- Data provided -
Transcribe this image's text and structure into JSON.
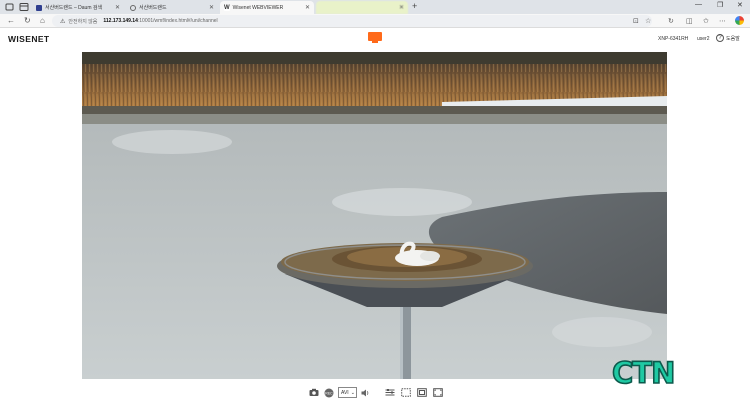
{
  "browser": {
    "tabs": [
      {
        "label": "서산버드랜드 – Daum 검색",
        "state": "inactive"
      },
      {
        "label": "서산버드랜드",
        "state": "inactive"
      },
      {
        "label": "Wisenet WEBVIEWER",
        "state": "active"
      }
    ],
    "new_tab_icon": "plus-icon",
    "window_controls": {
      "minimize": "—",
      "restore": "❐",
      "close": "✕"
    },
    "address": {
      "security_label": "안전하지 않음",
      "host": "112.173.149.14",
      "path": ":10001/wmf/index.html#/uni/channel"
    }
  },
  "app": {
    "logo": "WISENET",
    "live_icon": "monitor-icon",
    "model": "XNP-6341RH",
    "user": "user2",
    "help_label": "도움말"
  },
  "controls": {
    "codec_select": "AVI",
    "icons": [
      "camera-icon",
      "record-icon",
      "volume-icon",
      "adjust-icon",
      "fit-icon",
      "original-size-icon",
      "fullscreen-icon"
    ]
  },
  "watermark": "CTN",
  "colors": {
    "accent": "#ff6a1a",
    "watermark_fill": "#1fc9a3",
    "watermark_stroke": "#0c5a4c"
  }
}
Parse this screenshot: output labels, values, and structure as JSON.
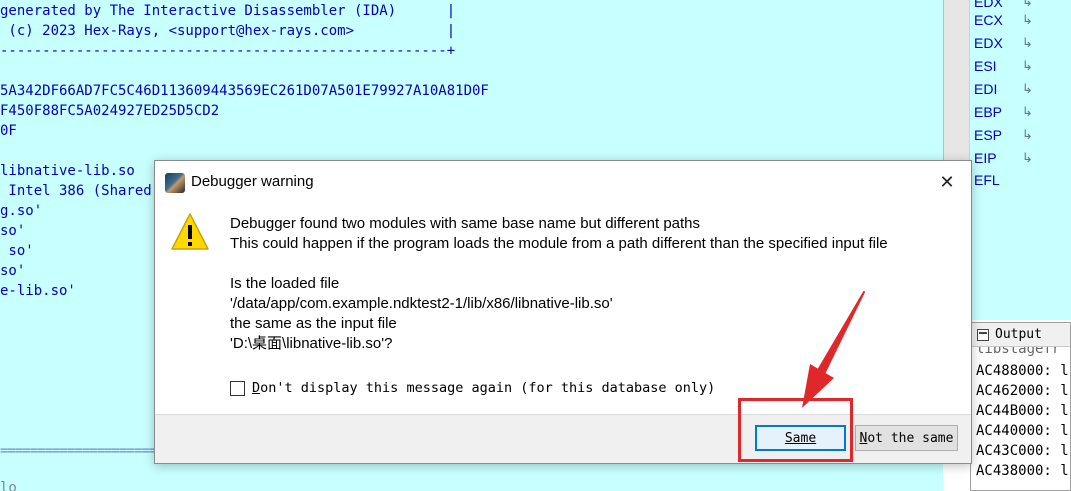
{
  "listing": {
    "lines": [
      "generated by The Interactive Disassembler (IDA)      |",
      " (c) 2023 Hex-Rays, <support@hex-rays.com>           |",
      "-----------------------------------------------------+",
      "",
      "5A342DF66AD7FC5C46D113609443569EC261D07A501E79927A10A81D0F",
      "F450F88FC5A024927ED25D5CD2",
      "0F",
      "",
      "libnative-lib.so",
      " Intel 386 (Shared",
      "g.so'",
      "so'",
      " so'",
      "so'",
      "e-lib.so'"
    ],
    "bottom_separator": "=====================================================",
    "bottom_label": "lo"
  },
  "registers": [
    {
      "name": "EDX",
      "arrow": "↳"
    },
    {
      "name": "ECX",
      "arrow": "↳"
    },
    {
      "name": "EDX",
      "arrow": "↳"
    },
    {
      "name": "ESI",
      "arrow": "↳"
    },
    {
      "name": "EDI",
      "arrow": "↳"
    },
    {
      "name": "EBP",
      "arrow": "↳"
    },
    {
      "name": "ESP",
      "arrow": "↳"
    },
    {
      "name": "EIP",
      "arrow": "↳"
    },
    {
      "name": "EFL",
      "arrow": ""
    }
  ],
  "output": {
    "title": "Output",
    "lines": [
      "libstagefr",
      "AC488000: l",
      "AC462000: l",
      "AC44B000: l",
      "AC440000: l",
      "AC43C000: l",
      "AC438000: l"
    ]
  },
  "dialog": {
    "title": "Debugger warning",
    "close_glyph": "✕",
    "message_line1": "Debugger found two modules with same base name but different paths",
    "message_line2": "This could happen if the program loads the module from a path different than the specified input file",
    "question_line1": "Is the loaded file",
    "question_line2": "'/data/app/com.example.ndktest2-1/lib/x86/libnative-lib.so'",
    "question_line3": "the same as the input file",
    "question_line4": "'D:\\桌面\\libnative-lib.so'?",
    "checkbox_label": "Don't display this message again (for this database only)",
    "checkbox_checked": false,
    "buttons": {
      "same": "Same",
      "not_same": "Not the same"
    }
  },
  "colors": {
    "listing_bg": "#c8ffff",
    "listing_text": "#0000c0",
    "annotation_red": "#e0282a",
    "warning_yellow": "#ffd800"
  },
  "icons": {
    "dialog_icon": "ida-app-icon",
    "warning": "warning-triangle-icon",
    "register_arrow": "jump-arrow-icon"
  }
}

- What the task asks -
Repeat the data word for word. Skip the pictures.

- Result of this exercise -
Transcribe this image's text and structure into JSON.
{
  "browser": {
    "tabs": [
      {
        "label": "서산버드랜드 – Daum 검색",
        "state": "inactive"
      },
      {
        "label": "서산버드랜드",
        "state": "inactive"
      },
      {
        "label": "Wisenet WEBVIEWER",
        "state": "active"
      }
    ],
    "new_tab_icon": "plus-icon",
    "window_controls": {
      "minimize": "—",
      "restore": "❐",
      "close": "✕"
    },
    "address": {
      "security_label": "안전하지 않음",
      "host": "112.173.149.14",
      "path": ":10001/wmf/index.html#/uni/channel"
    }
  },
  "app": {
    "logo": "WISENET",
    "live_icon": "monitor-icon",
    "model": "XNP-6341RH",
    "user": "user2",
    "help_label": "도움말"
  },
  "controls": {
    "codec_select": "AVI",
    "icons": [
      "camera-icon",
      "record-icon",
      "volume-icon",
      "adjust-icon",
      "fit-icon",
      "original-size-icon",
      "fullscreen-icon"
    ]
  },
  "watermark": "CTN",
  "colors": {
    "accent": "#ff6a1a",
    "watermark_fill": "#1fc9a3",
    "watermark_stroke": "#0c5a4c"
  }
}
Parse this screenshot: output labels, values, and structure as JSON.
{
  "listing": {
    "lines": [
      "generated by The Interactive Disassembler (IDA)      |",
      " (c) 2023 Hex-Rays, <support@hex-rays.com>           |",
      "-----------------------------------------------------+",
      "",
      "5A342DF66AD7FC5C46D113609443569EC261D07A501E79927A10A81D0F",
      "F450F88FC5A024927ED25D5CD2",
      "0F",
      "",
      "libnative-lib.so",
      " Intel 386 (Shared",
      "g.so'",
      "so'",
      " so'",
      "so'",
      "e-lib.so'"
    ],
    "bottom_separator": "=====================================================",
    "bottom_label": "lo"
  },
  "registers": [
    {
      "name": "EDX",
      "arrow": "↳"
    },
    {
      "name": "ECX",
      "arrow": "↳"
    },
    {
      "name": "EDX",
      "arrow": "↳"
    },
    {
      "name": "ESI",
      "arrow": "↳"
    },
    {
      "name": "EDI",
      "arrow": "↳"
    },
    {
      "name": "EBP",
      "arrow": "↳"
    },
    {
      "name": "ESP",
      "arrow": "↳"
    },
    {
      "name": "EIP",
      "arrow": "↳"
    },
    {
      "name": "EFL",
      "arrow": ""
    }
  ],
  "output": {
    "title": "Output",
    "lines": [
      "libstagefr",
      "AC488000: l",
      "AC462000: l",
      "AC44B000: l",
      "AC440000: l",
      "AC43C000: l",
      "AC438000: l"
    ]
  },
  "dialog": {
    "title": "Debugger warning",
    "close_glyph": "✕",
    "message_line1": "Debugger found two modules with same base name but different paths",
    "message_line2": "This could happen if the program loads the module from a path different than the specified input file",
    "question_line1": "Is the loaded file",
    "question_line2": "'/data/app/com.example.ndktest2-1/lib/x86/libnative-lib.so'",
    "question_line3": "the same as the input file",
    "question_line4": "'D:\\桌面\\libnative-lib.so'?",
    "checkbox_label": "Don't display this message again (for this database only)",
    "checkbox_checked": false,
    "buttons": {
      "same": "Same",
      "not_same": "Not the same"
    }
  },
  "colors": {
    "listing_bg": "#c8ffff",
    "listing_text": "#0000c0",
    "annotation_red": "#e0282a",
    "warning_yellow": "#ffd800"
  },
  "icons": {
    "dialog_icon": "ida-app-icon",
    "warning": "warning-triangle-icon",
    "register_arrow": "jump-arrow-icon"
  }
}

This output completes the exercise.